[Element data from apps and pages]

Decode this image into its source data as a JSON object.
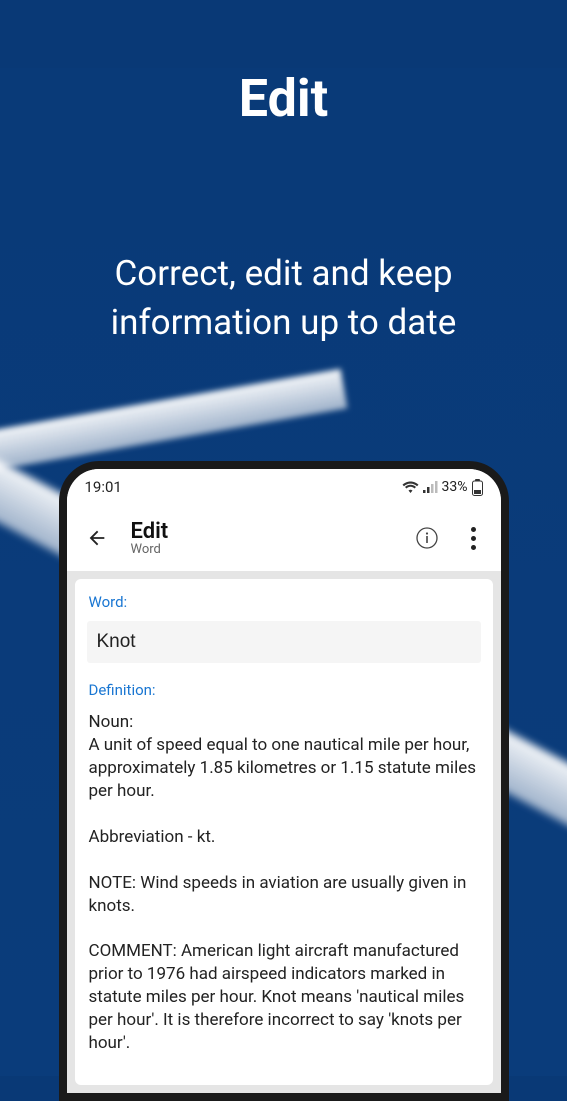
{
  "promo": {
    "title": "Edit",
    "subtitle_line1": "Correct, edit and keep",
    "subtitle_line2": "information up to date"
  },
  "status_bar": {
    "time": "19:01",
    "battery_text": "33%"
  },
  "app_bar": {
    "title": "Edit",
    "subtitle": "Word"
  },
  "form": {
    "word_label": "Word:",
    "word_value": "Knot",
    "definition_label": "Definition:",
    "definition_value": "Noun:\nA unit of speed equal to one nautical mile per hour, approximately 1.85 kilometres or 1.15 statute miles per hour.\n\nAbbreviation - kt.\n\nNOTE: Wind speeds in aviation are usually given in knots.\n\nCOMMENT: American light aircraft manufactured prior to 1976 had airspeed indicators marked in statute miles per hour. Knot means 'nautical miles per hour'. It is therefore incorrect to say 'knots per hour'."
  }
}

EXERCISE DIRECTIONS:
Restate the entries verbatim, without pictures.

WRITTEN RESPONSE:
Decode this image into its source data as a JSON object.
{
  "promo": {
    "title": "Edit",
    "subtitle_line1": "Correct, edit and keep",
    "subtitle_line2": "information up to date"
  },
  "status_bar": {
    "time": "19:01",
    "battery_text": "33%"
  },
  "app_bar": {
    "title": "Edit",
    "subtitle": "Word"
  },
  "form": {
    "word_label": "Word:",
    "word_value": "Knot",
    "definition_label": "Definition:",
    "definition_value": "Noun:\nA unit of speed equal to one nautical mile per hour, approximately 1.85 kilometres or 1.15 statute miles per hour.\n\nAbbreviation - kt.\n\nNOTE: Wind speeds in aviation are usually given in knots.\n\nCOMMENT: American light aircraft manufactured prior to 1976 had airspeed indicators marked in statute miles per hour. Knot means 'nautical miles per hour'. It is therefore incorrect to say 'knots per hour'."
  }
}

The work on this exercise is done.